French poet Jean De La Fontaine once said, “Nothing weighs on us so heavily as a secret does.” Set in the harsh Puritan community of seventeenth-century Boston, Nathanial Hawthorne’s The Scarlet Letter is a tale of a woman named Hester Prynne who is involved in an infidelity scandal. As a result she is punished by the relentless society and is ordered to bear a scarlet “A” on her bosom for the remainder of her life which stands for adulterer. However, the mystery as to who the father is of her newborn baby, Pearl would remain a mystery for seven years. One of the town’s most renowned figures, their beloved minister Arthur Dimmesdale proves to be a true exhibit of Mr. Fontaine’s saying since he is the illicit lover of Hester and is Pearl’s father. The pain of his secret within a society of people, who envelop themselves around religion and their clergymen, proves to be too much of a burden for Dimmesdale to handle, so he chooses to keep his sin a secret. Years go by and the minister grows mentally, physically and spiritually weaker as the weight of his sin bears down on him. Yet towards the end of the novel, Dimmesdale overcomes a great change seven years later and conquers his fear of revealing his sin to the public as he experiences God grace the moment he dies. The strain of his sin and the physical symbol of the scarlet letter takes its toll on Dimmesdale as it causes him to change from a well-spoken, powerful minister to an unhealthy, silent man filled with guilt and sadness. By the end however, Dimmesdale realizes that he must reveal his sin to relieve his anguish thus freeing him towards the path of his newfound salvation even in the untimely moment of his death.

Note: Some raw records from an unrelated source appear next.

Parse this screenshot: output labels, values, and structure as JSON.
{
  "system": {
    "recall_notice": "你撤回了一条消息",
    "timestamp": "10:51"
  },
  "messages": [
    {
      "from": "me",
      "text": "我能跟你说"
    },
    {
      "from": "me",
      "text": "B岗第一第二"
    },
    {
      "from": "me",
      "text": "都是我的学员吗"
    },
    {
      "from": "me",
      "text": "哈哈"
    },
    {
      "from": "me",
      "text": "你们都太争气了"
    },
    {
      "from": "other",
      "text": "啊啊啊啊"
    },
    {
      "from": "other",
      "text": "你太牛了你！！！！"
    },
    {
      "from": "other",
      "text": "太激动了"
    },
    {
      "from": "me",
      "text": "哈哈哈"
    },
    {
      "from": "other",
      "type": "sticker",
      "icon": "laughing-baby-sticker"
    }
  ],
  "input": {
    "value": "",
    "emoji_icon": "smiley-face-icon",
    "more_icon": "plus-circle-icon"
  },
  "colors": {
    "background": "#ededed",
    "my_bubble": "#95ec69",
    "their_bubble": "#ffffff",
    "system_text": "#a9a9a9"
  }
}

Out of all the main characters, Dimmesdale exhibits the greatest transformation within due to the burden of his secret sin. Within the first couple of chapters of the Scarlet Letter, not only is Mr. Dimmesdale seen as a wise, self-confident young minister that is trusted by all of the townspeople, but also a living saint or angel who has been sent by God. The reverend spoke to his congregation in Salem with great authority and gave the best sermons anyone had ever heard. On the day Hester was released from jail after the town discovered she had slept with someone other than her husband, she bore the scarlet letter representing a public symbol of anguish. When she stepped on the scaffold for public scolding, Dimmesdale from above asked her to reveal her lover:
“If thou feelest it to be for thy soul’s peace, and that thy earthly punishment will thereby be made more effectual to salvation, I charge thee to speak out the name of thy fellow-sinner and fellow-sufferer! Be not silent from any mistaken pity and tenderness for him; for, believe me, Hester, though he were to step down from a high place, and stand there beside thee, on thy pedestal of shame, yet better were it so, than to hide a guilty heart through life.” (62)
Ironically, Dimmesdale says it would be best for her to...